* _What you have to do_
Copy each entry below exactly as it appears.
◆ ◆ ◆ ◆ ◆ ◆ ◆
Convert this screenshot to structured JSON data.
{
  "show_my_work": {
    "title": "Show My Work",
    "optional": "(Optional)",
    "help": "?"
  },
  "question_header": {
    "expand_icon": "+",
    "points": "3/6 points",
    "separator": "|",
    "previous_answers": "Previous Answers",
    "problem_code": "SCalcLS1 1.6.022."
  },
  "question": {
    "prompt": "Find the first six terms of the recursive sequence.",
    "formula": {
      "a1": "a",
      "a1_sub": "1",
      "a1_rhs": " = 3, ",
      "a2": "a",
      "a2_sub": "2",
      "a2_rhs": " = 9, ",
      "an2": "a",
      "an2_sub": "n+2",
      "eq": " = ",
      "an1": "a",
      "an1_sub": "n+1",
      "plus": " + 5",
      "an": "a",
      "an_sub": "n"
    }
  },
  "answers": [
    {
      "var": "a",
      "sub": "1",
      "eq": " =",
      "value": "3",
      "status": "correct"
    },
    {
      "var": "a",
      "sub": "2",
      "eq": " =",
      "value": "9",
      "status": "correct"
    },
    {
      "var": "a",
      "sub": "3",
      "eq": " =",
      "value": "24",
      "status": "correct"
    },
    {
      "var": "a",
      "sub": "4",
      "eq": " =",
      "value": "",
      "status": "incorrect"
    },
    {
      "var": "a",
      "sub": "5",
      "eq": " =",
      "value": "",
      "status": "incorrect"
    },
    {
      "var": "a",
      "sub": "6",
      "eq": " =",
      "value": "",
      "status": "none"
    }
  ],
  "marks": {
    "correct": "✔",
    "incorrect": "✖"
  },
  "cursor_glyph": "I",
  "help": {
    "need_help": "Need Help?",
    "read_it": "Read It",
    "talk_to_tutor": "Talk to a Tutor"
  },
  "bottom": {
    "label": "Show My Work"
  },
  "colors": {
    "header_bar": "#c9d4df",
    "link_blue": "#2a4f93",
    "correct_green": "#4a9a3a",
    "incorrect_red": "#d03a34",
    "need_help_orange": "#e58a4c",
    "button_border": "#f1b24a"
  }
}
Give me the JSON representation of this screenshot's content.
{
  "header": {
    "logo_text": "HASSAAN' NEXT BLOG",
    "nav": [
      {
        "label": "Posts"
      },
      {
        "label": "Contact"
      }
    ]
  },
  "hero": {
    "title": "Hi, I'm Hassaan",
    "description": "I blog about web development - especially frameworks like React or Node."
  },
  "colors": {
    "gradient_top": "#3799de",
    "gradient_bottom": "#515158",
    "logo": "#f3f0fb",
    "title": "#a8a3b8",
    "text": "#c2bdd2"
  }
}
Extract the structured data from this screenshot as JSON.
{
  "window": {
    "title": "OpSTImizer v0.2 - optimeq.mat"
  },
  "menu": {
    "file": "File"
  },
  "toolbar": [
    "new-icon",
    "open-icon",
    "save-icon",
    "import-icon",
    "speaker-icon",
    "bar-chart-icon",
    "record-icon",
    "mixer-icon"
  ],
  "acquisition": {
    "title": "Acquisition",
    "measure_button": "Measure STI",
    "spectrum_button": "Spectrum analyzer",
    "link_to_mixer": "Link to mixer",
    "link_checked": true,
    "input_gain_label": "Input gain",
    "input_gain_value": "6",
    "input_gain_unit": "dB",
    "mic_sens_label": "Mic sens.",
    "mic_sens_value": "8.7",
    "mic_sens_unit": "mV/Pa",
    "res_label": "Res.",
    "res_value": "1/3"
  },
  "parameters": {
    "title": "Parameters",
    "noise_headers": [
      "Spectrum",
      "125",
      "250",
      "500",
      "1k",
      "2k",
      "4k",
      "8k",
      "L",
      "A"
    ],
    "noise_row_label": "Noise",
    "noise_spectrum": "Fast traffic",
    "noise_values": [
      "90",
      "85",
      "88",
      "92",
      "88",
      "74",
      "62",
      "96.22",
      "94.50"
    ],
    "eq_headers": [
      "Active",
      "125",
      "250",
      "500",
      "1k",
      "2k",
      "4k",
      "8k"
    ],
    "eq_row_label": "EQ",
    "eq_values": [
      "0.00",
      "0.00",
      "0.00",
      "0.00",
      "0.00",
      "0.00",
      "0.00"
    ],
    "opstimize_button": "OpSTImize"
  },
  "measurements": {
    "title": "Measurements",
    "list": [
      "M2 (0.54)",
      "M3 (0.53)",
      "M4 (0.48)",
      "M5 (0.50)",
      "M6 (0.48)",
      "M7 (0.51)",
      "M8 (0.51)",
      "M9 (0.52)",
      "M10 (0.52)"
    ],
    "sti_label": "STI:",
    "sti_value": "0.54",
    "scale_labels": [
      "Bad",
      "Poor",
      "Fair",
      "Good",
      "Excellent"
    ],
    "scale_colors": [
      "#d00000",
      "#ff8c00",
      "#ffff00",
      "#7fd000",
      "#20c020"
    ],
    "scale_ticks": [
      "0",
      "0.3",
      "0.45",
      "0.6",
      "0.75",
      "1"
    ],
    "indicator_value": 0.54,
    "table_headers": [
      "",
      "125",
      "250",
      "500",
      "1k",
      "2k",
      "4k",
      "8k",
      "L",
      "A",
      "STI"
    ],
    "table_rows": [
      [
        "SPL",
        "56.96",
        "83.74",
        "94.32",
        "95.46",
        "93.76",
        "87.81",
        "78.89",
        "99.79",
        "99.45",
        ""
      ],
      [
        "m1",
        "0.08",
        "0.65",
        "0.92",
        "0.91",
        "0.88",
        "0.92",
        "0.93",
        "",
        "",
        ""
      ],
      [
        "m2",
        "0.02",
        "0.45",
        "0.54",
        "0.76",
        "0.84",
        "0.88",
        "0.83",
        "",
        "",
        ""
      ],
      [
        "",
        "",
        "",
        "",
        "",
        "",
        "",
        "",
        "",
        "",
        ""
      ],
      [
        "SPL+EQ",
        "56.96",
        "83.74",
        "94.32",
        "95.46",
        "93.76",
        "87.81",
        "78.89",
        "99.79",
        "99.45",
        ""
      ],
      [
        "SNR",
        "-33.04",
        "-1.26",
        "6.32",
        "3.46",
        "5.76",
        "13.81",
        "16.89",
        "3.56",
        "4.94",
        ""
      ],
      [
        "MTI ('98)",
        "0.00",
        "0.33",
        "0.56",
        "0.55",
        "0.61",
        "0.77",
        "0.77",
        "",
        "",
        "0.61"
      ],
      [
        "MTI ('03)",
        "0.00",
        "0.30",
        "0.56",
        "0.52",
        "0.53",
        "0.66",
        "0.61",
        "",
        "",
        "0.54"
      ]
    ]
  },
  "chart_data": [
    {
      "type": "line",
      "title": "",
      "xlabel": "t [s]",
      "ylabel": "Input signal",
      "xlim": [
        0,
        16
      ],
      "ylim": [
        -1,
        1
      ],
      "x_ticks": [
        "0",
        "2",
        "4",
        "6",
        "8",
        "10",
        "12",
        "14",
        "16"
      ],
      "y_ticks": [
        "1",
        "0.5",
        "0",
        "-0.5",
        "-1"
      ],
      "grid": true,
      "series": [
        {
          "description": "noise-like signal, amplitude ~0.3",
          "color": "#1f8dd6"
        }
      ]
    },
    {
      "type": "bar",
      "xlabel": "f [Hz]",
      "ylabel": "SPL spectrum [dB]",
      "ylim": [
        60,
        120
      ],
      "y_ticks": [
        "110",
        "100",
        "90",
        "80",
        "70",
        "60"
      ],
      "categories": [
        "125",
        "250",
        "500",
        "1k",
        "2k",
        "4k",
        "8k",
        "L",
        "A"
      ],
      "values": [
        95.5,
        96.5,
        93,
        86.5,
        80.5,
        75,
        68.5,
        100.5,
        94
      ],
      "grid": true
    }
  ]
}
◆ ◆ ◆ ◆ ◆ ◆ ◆
* _Exercise response_
Convert this screenshot to structured JSON data.
{
  "show_my_work": {
    "title": "Show My Work",
    "optional": "(Optional)",
    "help": "?"
  },
  "question_header": {
    "expand_icon": "+",
    "points": "3/6 points",
    "separator": "|",
    "previous_answers": "Previous Answers",
    "problem_code": "SCalcLS1 1.6.022."
  },
  "question": {
    "prompt": "Find the first six terms of the recursive sequence.",
    "formula": {
      "a1": "a",
      "a1_sub": "1",
      "a1_rhs": " = 3, ",
      "a2": "a",
      "a2_sub": "2",
      "a2_rhs": " = 9, ",
      "an2": "a",
      "an2_sub": "n+2",
      "eq": " = ",
      "an1": "a",
      "an1_sub": "n+1",
      "plus": " + 5",
      "an": "a",
      "an_sub": "n"
    }
  },
  "answers": [
    {
      "var": "a",
      "sub": "1",
      "eq": " =",
      "value": "3",
      "status": "correct"
    },
    {
      "var": "a",
      "sub": "2",
      "eq": " =",
      "value": "9",
      "status": "correct"
    },
    {
      "var": "a",
      "sub": "3",
      "eq": " =",
      "value": "24",
      "status": "correct"
    },
    {
      "var": "a",
      "sub": "4",
      "eq": " =",
      "value": "",
      "status": "incorrect"
    },
    {
      "var": "a",
      "sub": "5",
      "eq": " =",
      "value": "",
      "status": "incorrect"
    },
    {
      "var": "a",
      "sub": "6",
      "eq": " =",
      "value": "",
      "status": "none"
    }
  ],
  "marks": {
    "correct": "✔",
    "incorrect": "✖"
  },
  "cursor_glyph": "I",
  "help": {
    "need_help": "Need Help?",
    "read_it": "Read It",
    "talk_to_tutor": "Talk to a Tutor"
  },
  "bottom": {
    "label": "Show My Work"
  },
  "colors": {
    "header_bar": "#c9d4df",
    "link_blue": "#2a4f93",
    "correct_green": "#4a9a3a",
    "incorrect_red": "#d03a34",
    "need_help_orange": "#e58a4c",
    "button_border": "#f1b24a"
  }
}
Give me the JSON representation of this screenshot's content.
{
  "header": {
    "logo_text": "HASSAAN' NEXT BLOG",
    "nav": [
      {
        "label": "Posts"
      },
      {
        "label": "Contact"
      }
    ]
  },
  "hero": {
    "title": "Hi, I'm Hassaan",
    "description": "I blog about web development - especially frameworks like React or Node."
  },
  "colors": {
    "gradient_top": "#3799de",
    "gradient_bottom": "#515158",
    "logo": "#f3f0fb",
    "title": "#a8a3b8",
    "text": "#c2bdd2"
  }
}
Extract the structured data from this screenshot as JSON.
{
  "window": {
    "title": "OpSTImizer v0.2 - optimeq.mat"
  },
  "menu": {
    "file": "File"
  },
  "toolbar": [
    "new-icon",
    "open-icon",
    "save-icon",
    "import-icon",
    "speaker-icon",
    "bar-chart-icon",
    "record-icon",
    "mixer-icon"
  ],
  "acquisition": {
    "title": "Acquisition",
    "measure_button": "Measure STI",
    "spectrum_button": "Spectrum analyzer",
    "link_to_mixer": "Link to mixer",
    "link_checked": true,
    "input_gain_label": "Input gain",
    "input_gain_value": "6",
    "input_gain_unit": "dB",
    "mic_sens_label": "Mic sens.",
    "mic_sens_value": "8.7",
    "mic_sens_unit": "mV/Pa",
    "res_label": "Res.",
    "res_value": "1/3"
  },
  "parameters": {
    "title": "Parameters",
    "noise_headers": [
      "Spectrum",
      "125",
      "250",
      "500",
      "1k",
      "2k",
      "4k",
      "8k",
      "L",
      "A"
    ],
    "noise_row_label": "Noise",
    "noise_spectrum": "Fast traffic",
    "noise_values": [
      "90",
      "85",
      "88",
      "92",
      "88",
      "74",
      "62",
      "96.22",
      "94.50"
    ],
    "eq_headers": [
      "Active",
      "125",
      "250",
      "500",
      "1k",
      "2k",
      "4k",
      "8k"
    ],
    "eq_row_label": "EQ",
    "eq_values": [
      "0.00",
      "0.00",
      "0.00",
      "0.00",
      "0.00",
      "0.00",
      "0.00"
    ],
    "opstimize_button": "OpSTImize"
  },
  "measurements": {
    "title": "Measurements",
    "list": [
      "M2 (0.54)",
      "M3 (0.53)",
      "M4 (0.48)",
      "M5 (0.50)",
      "M6 (0.48)",
      "M7 (0.51)",
      "M8 (0.51)",
      "M9 (0.52)",
      "M10 (0.52)"
    ],
    "sti_label": "STI:",
    "sti_value": "0.54",
    "scale_labels": [
      "Bad",
      "Poor",
      "Fair",
      "Good",
      "Excellent"
    ],
    "scale_colors": [
      "#d00000",
      "#ff8c00",
      "#ffff00",
      "#7fd000",
      "#20c020"
    ],
    "scale_ticks": [
      "0",
      "0.3",
      "0.45",
      "0.6",
      "0.75",
      "1"
    ],
    "indicator_value": 0.54,
    "table_headers": [
      "",
      "125",
      "250",
      "500",
      "1k",
      "2k",
      "4k",
      "8k",
      "L",
      "A",
      "STI"
    ],
    "table_rows": [
      [
        "SPL",
        "56.96",
        "83.74",
        "94.32",
        "95.46",
        "93.76",
        "87.81",
        "78.89",
        "99.79",
        "99.45",
        ""
      ],
      [
        "m1",
        "0.08",
        "0.65",
        "0.92",
        "0.91",
        "0.88",
        "0.92",
        "0.93",
        "",
        "",
        ""
      ],
      [
        "m2",
        "0.02",
        "0.45",
        "0.54",
        "0.76",
        "0.84",
        "0.88",
        "0.83",
        "",
        "",
        ""
      ],
      [
        "",
        "",
        "",
        "",
        "",
        "",
        "",
        "",
        "",
        "",
        ""
      ],
      [
        "SPL+EQ",
        "56.96",
        "83.74",
        "94.32",
        "95.46",
        "93.76",
        "87.81",
        "78.89",
        "99.79",
        "99.45",
        ""
      ],
      [
        "SNR",
        "-33.04",
        "-1.26",
        "6.32",
        "3.46",
        "5.76",
        "13.81",
        "16.89",
        "3.56",
        "4.94",
        ""
      ],
      [
        "MTI ('98)",
        "0.00",
        "0.33",
        "0.56",
        "0.55",
        "0.61",
        "0.77",
        "0.77",
        "",
        "",
        "0.61"
      ],
      [
        "MTI ('03)",
        "0.00",
        "0.30",
        "0.56",
        "0.52",
        "0.53",
        "0.66",
        "0.61",
        "",
        "",
        "0.54"
      ]
    ]
  },
  "chart_data": [
    {
      "type": "line",
      "title": "",
      "xlabel": "t [s]",
      "ylabel": "Input signal",
      "xlim": [
        0,
        16
      ],
      "ylim": [
        -1,
        1
      ],
      "x_ticks": [
        "0",
        "2",
        "4",
        "6",
        "8",
        "10",
        "12",
        "14",
        "16"
      ],
      "y_ticks": [
        "1",
        "0.5",
        "0",
        "-0.5",
        "-1"
      ],
      "grid": true,
      "series": [
        {
          "description": "noise-like signal, amplitude ~0.3",
          "color": "#1f8dd6"
        }
      ]
    },
    {
      "type": "bar",
      "xlabel": "f [Hz]",
      "ylabel": "SPL spectrum [dB]",
      "ylim": [
        60,
        120
      ],
      "y_ticks": [
        "110",
        "100",
        "90",
        "80",
        "70",
        "60"
      ],
      "categories": [
        "125",
        "250",
        "500",
        "1k",
        "2k",
        "4k",
        "8k",
        "L",
        "A"
      ],
      "values": [
        95.5,
        96.5,
        93,
        86.5,
        80.5,
        75,
        68.5,
        100.5,
        94
      ],
      "grid": true
    }
  ]
}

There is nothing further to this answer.